Written by Adeel Hassan
Fourteen students died Feb. 14, 2018, in Parkland, Florida, inspiring marches, new laws and widespread calls to stop the onslaught of gun deaths. But in the year since one of the worst school shootings in the United States, nearly 1,200 more children have lost their lives to guns in this country.
The number alone might stop most people in their tracks. But editors at The Trace, a nonprofit news organization that reports on gun violence, wanted to remember the dead not as statistics, but as human beings with rich histories. This week they launched “Since Parkland,” a website compiling profiles of every one of the victims. To tell their stories, The Trace turned to those who could relate most closely to the victims: other young people.
That’s how Mary Claire Molloy, 18, found herself trying to sum up the life of a 9-month-old boy, Jason Garcia Perez, who — along with two of his siblings — was shot and killed in August in Clearlake, California, by his father, who then shot and killed himself.
Molloy, a high school senior in Indianapolis, turned to developmental milestones to try to re-create Jason’s life of crawling and learning to talk. She was one of 200 teenagers to write the profiles.
“This is the most haunting and the most powerful thing I’ve ever done,” she said. “I’m a vessel for these kids’ stories that they can never tell. How can I be their voice?”
Molloy wrote 48 profiles; the youngest victim she wrote about was Jason, and the oldest was Alaina Maria Housley, who died when a gunman opened fire in a bar in Thousand Oaks, California.
The Trace worked on “Since Parkland” with the Gun Violence Archive, The Miami Herald and the McClatchy newspaper group, whose member newsrooms will be publishing some of the profiles this week and over the weekend.
While the young reporters were assigned most of their stories, some felt a special affinity for certain victims and asked to write about them. A few shared birthdays with the dead. Another asked to write about someone killed in a drive-by shooting because a cousin had died in the same way, said Akoto Ofori-Atta, who led the project and is the managing editor of The Trace.
“We had thought about writing obituaries for kids, and that teen journalists should do this because it’s their story to tell,” she said of the 100-word vignettes. “They’re short and poetic.
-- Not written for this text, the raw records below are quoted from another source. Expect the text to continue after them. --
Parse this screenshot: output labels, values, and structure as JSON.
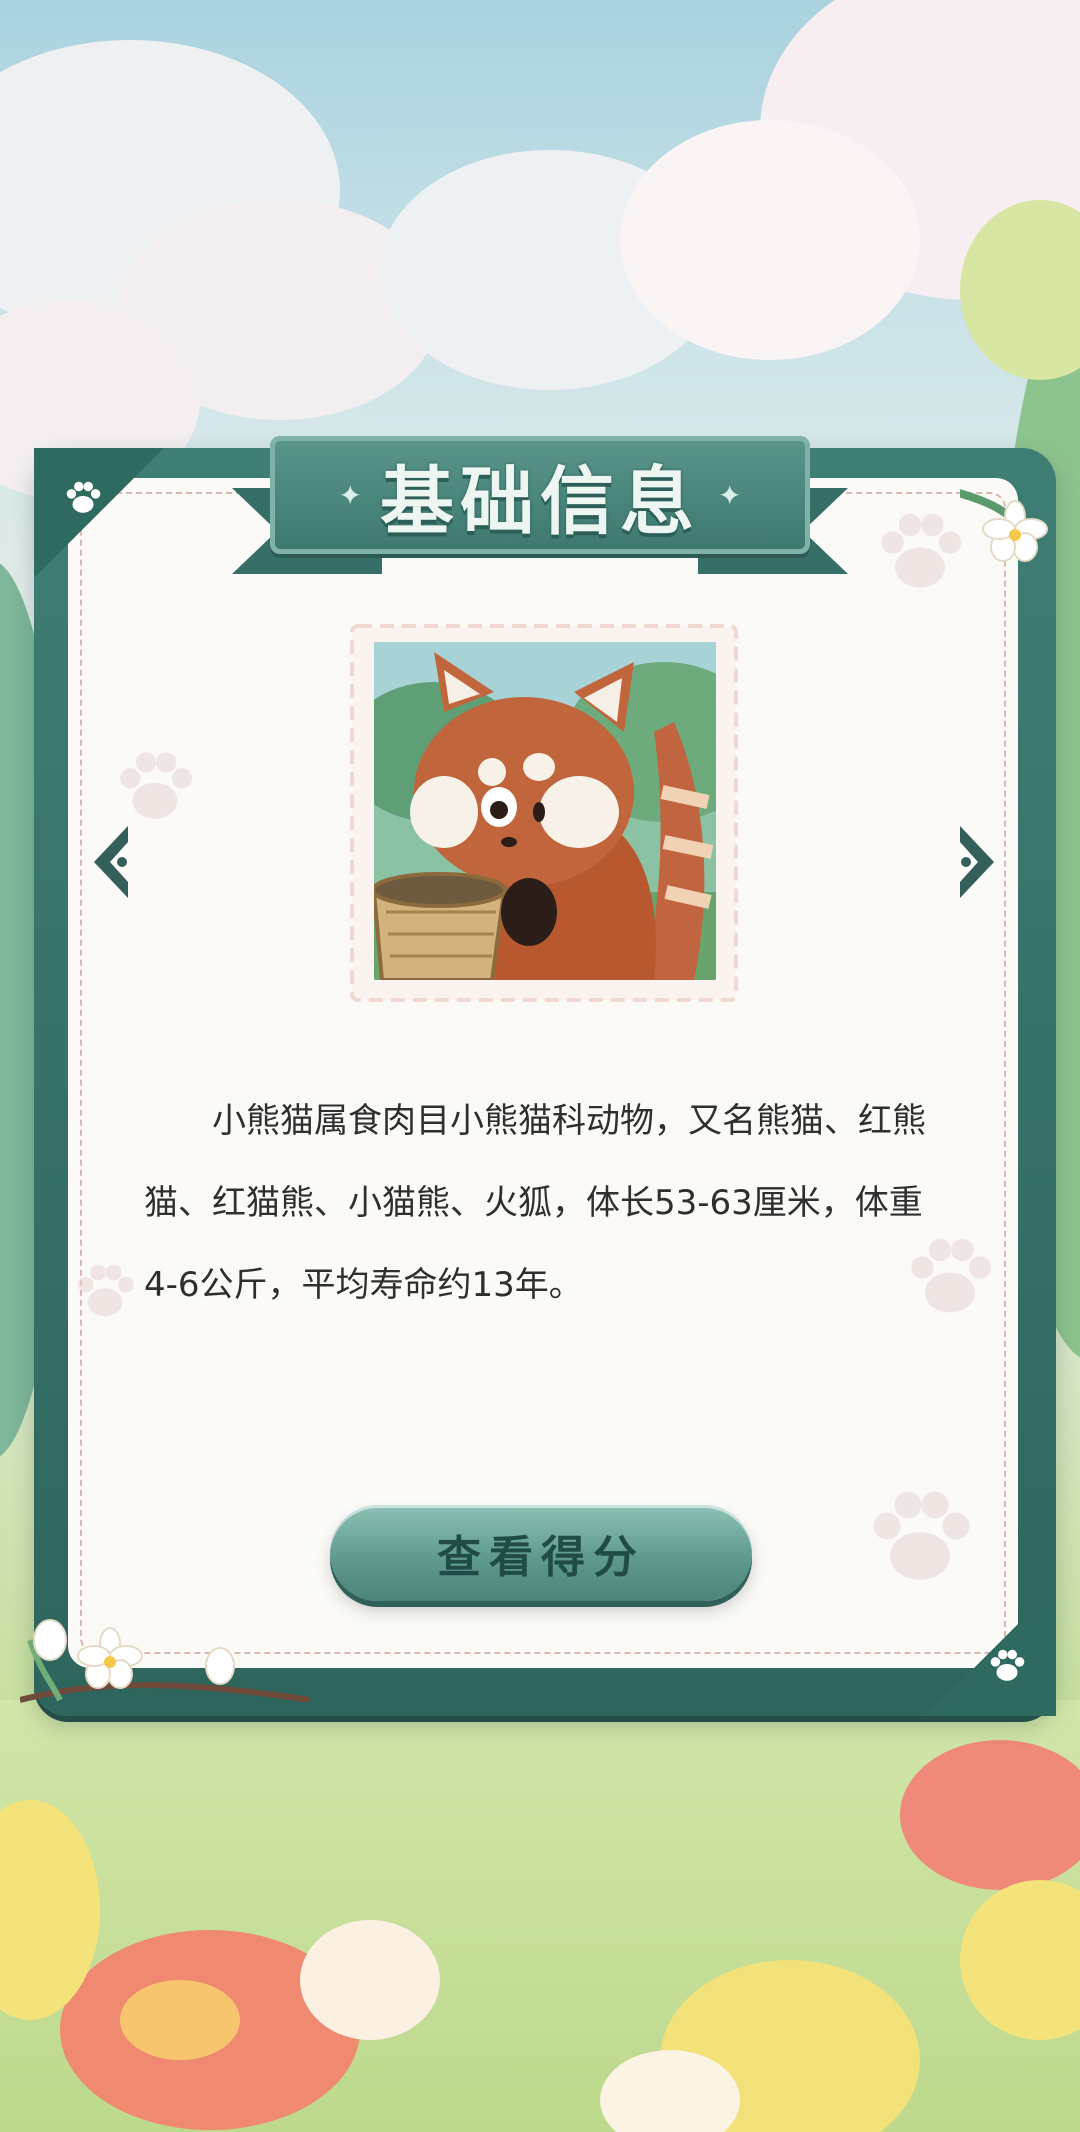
{
  "header": {
    "title": "基础信息"
  },
  "stamp": {
    "image_subject": "red-panda"
  },
  "description": "小熊猫属食肉目小熊猫科动物，又名熊猫、红熊猫、红猫熊、小猫熊、火狐，体长53-63厘米，体重4-6公斤，平均寿命约13年。",
  "actions": {
    "view_score_label": "查看得分"
  },
  "nav": {
    "prev_icon": "chevron-left-icon",
    "next_icon": "chevron-right-icon"
  },
  "colors": {
    "frame": "#3f7e74",
    "frame_dark": "#2e655d",
    "paper": "#fbfaf7",
    "text": "#2f2f2f",
    "button": "#5f9a8f"
  }
}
You don’t learn about the name until the end.”
The circumstances of their deaths were also saved for the end. “Doing this work doesn’t mean only reporting the death,” Ofori-Atta said.
The reporters’ youth was an advantage, said Melat Eskender, 17, a high school senior in Columbus, Ohio. “It wasless intimidating for them to talk to a young person about their child,” she said of victims’ parents.
Eskender, who wrote or contributed to about 20 profiles, said she had been most moved by the story of the youngest victim she was assigned, David Lee Anderson, 11, of East Chicago, Indiana. He had been caught in crossfire while playing basketball.
“He played every day, and ended up taking a shot to the head on Mother’s Day, in the morning,” said Eskender, who interviewed David’s devastated mother. “It was supposed to be a day of celebration of her relationship with her son.”
Both students and editors said that the victims were mostly African-American or Latino, and that many of their deaths had not been publicized.
“What struck me is that I didn’t even know this happened,” said Molloy, who was assigned a victim who lived near her in Indianapolis, a 1-year-old girl.
New profiles were being added this week, and the work is not done. They are counting every death until midnight Wednesday.
“Unfortunately, we know that there will be a young person who is alive right now and who won’t be alive at the end of the day,” Ofori-Atta said.